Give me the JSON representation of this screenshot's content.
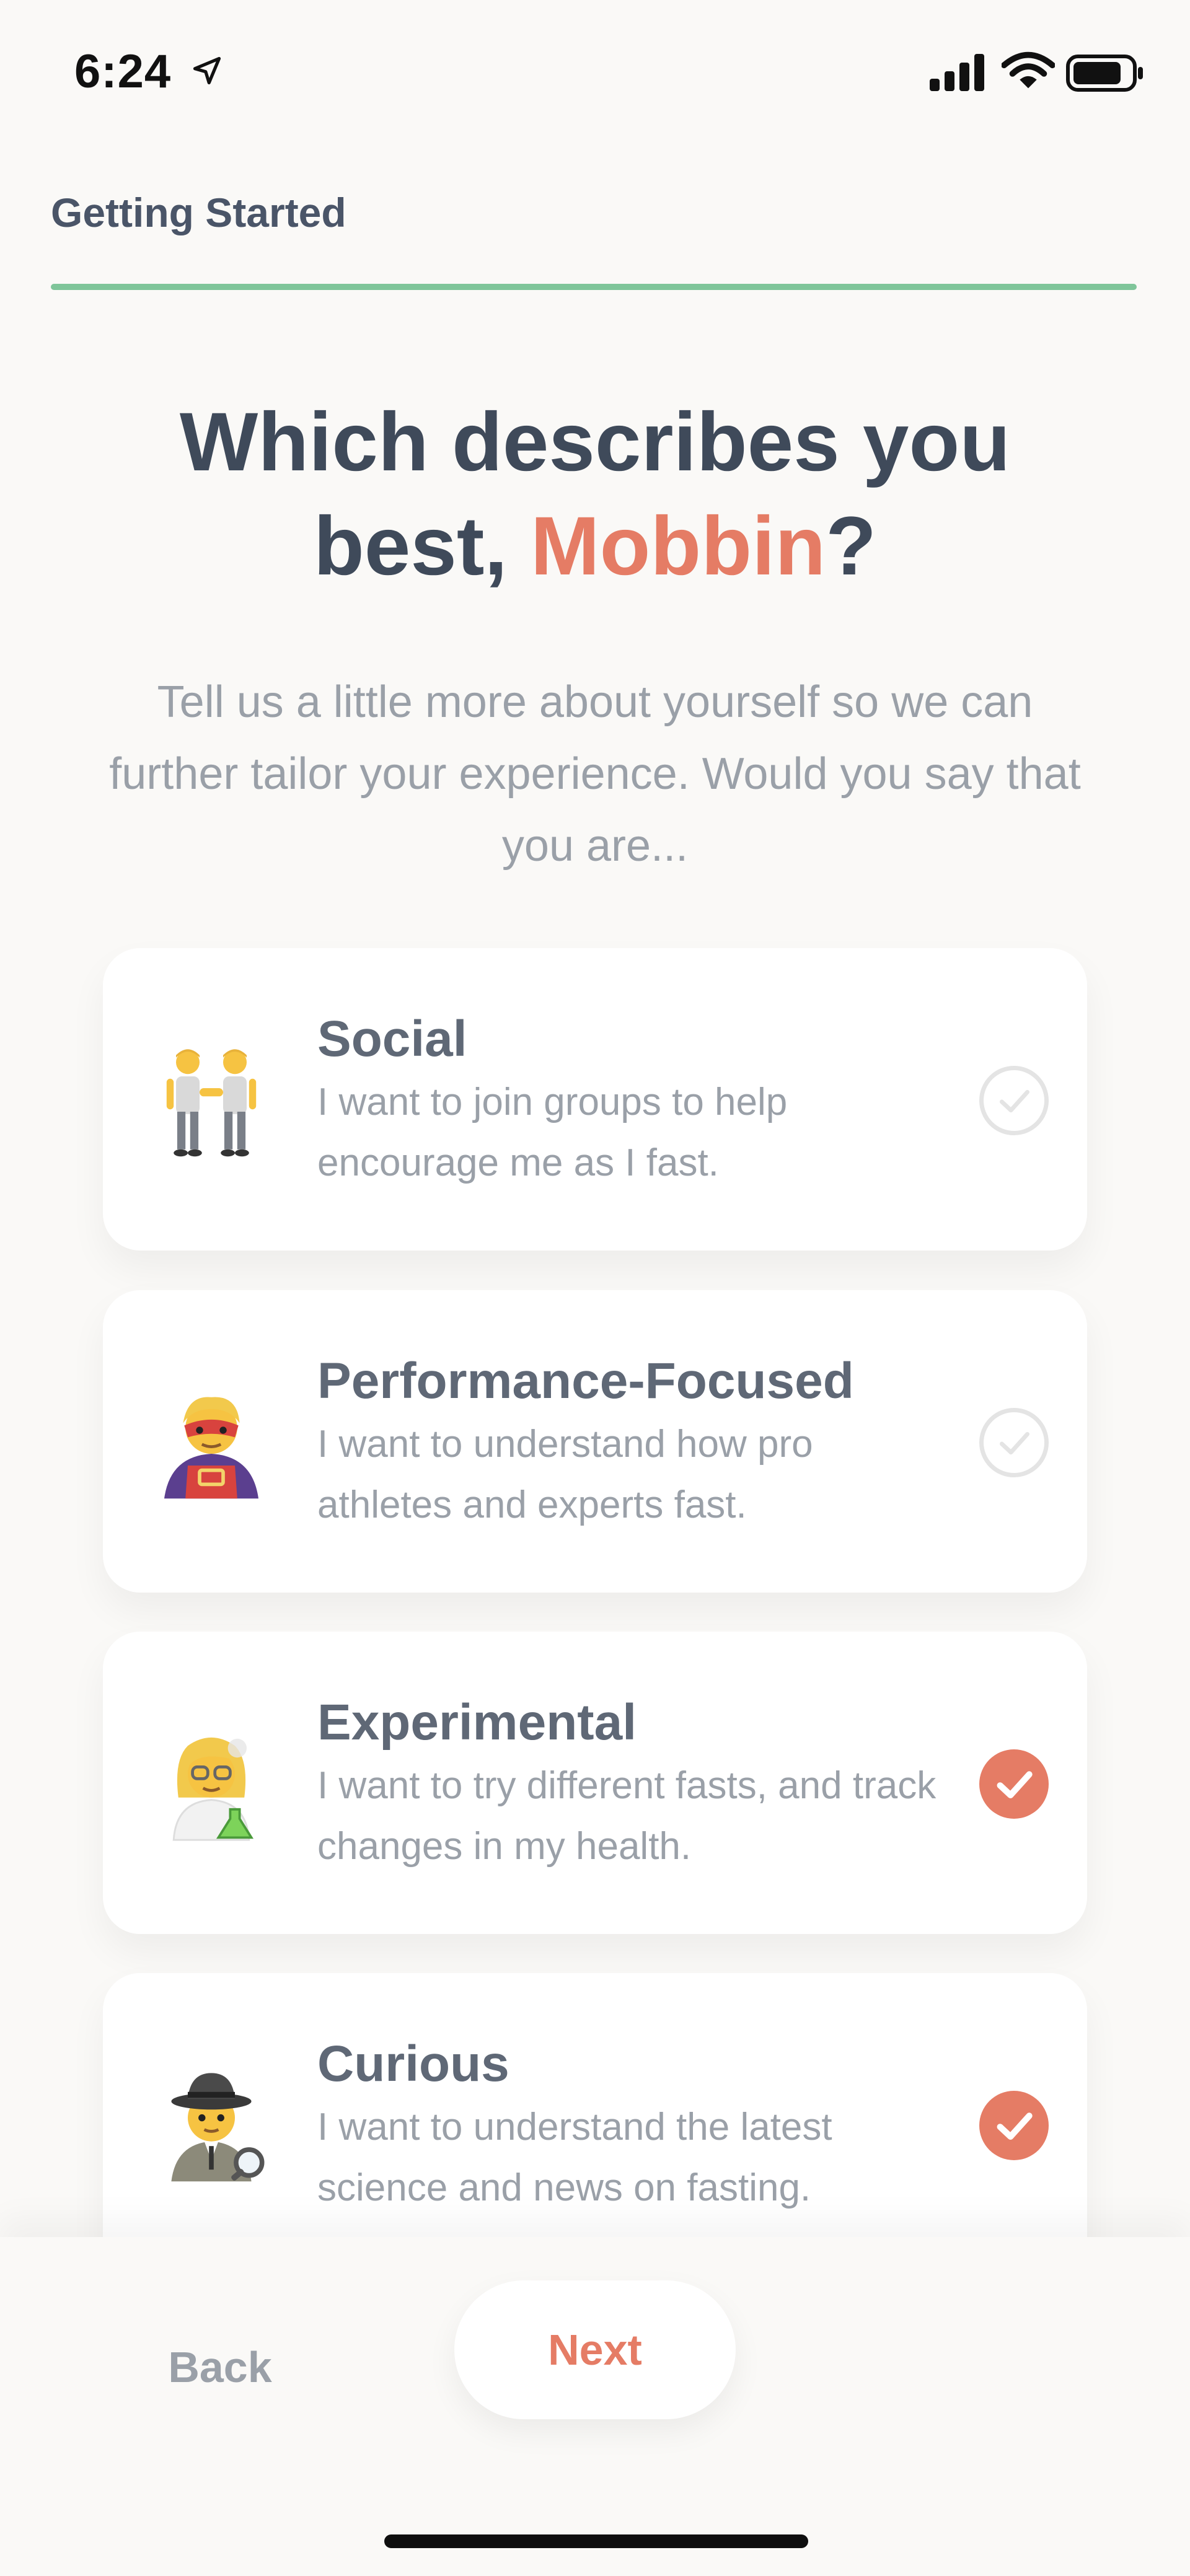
{
  "status_bar": {
    "time": "6:24",
    "icons": [
      "location-arrow-icon",
      "cellular-signal-icon",
      "wifi-icon",
      "battery-icon"
    ]
  },
  "header": {
    "title": "Getting Started",
    "progress_color": "#7fc59a"
  },
  "heading": {
    "prefix": "Which describes you best, ",
    "name": "Mobbin",
    "suffix": "?",
    "accent_color": "#e57c65"
  },
  "subtitle": "Tell us a little more about yourself so we can further tailor your experience. Would you say that you are...",
  "options": [
    {
      "title": "Social",
      "description": "I want to join groups to help encourage me as I fast.",
      "emoji": "people-holding-hands-icon",
      "selected": false
    },
    {
      "title": "Performance-Focused",
      "description": "I want to understand how pro athletes and experts fast.",
      "emoji": "superhero-icon",
      "selected": false
    },
    {
      "title": "Experimental",
      "description": "I want to try different fasts, and track changes in my health.",
      "emoji": "scientist-icon",
      "selected": true
    },
    {
      "title": "Curious",
      "description": "I want to understand the latest science and news on fasting.",
      "emoji": "detective-icon",
      "selected": true
    }
  ],
  "footer": {
    "back_label": "Back",
    "next_label": "Next"
  },
  "colors": {
    "accent": "#e57c65",
    "progress": "#7fc59a",
    "background": "#faf9f7"
  }
}
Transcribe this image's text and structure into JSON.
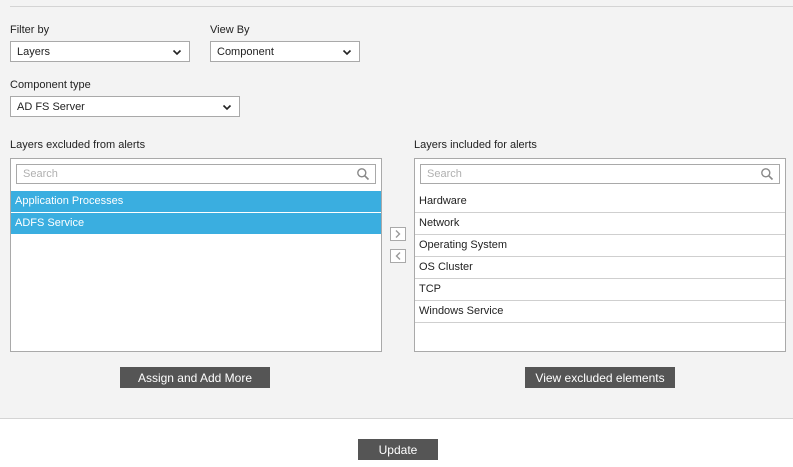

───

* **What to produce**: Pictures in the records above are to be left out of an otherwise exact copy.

* **Exercise solution**:
Give me the JSON representation of this screenshot's content.
{
  "status_bar": {
    "time": "6:24",
    "icons": [
      "location-arrow-icon",
      "cellular-signal-icon",
      "wifi-icon",
      "battery-icon"
    ]
  },
  "header": {
    "title": "Getting Started",
    "progress_color": "#7fc59a"
  },
  "heading": {
    "prefix": "Which describes you best, ",
    "name": "Mobbin",
    "suffix": "?",
    "accent_color": "#e57c65"
  },
  "subtitle": "Tell us a little more about yourself so we can further tailor your experience. Would you say that you are...",
  "options": [
    {
      "title": "Social",
      "description": "I want to join groups to help encourage me as I fast.",
      "emoji": "people-holding-hands-icon",
      "selected": false
    },
    {
      "title": "Performance-Focused",
      "description": "I want to understand how pro athletes and experts fast.",
      "emoji": "superhero-icon",
      "selected": false
    },
    {
      "title": "Experimental",
      "description": "I want to try different fasts, and track changes in my health.",
      "emoji": "scientist-icon",
      "selected": true
    },
    {
      "title": "Curious",
      "description": "I want to understand the latest science and news on fasting.",
      "emoji": "detective-icon",
      "selected": true
    }
  ],
  "footer": {
    "back_label": "Back",
    "next_label": "Next"
  },
  "colors": {
    "accent": "#e57c65",
    "progress": "#7fc59a",
    "background": "#faf9f7"
  }
}
Transcribe this image's text and structure into JSON.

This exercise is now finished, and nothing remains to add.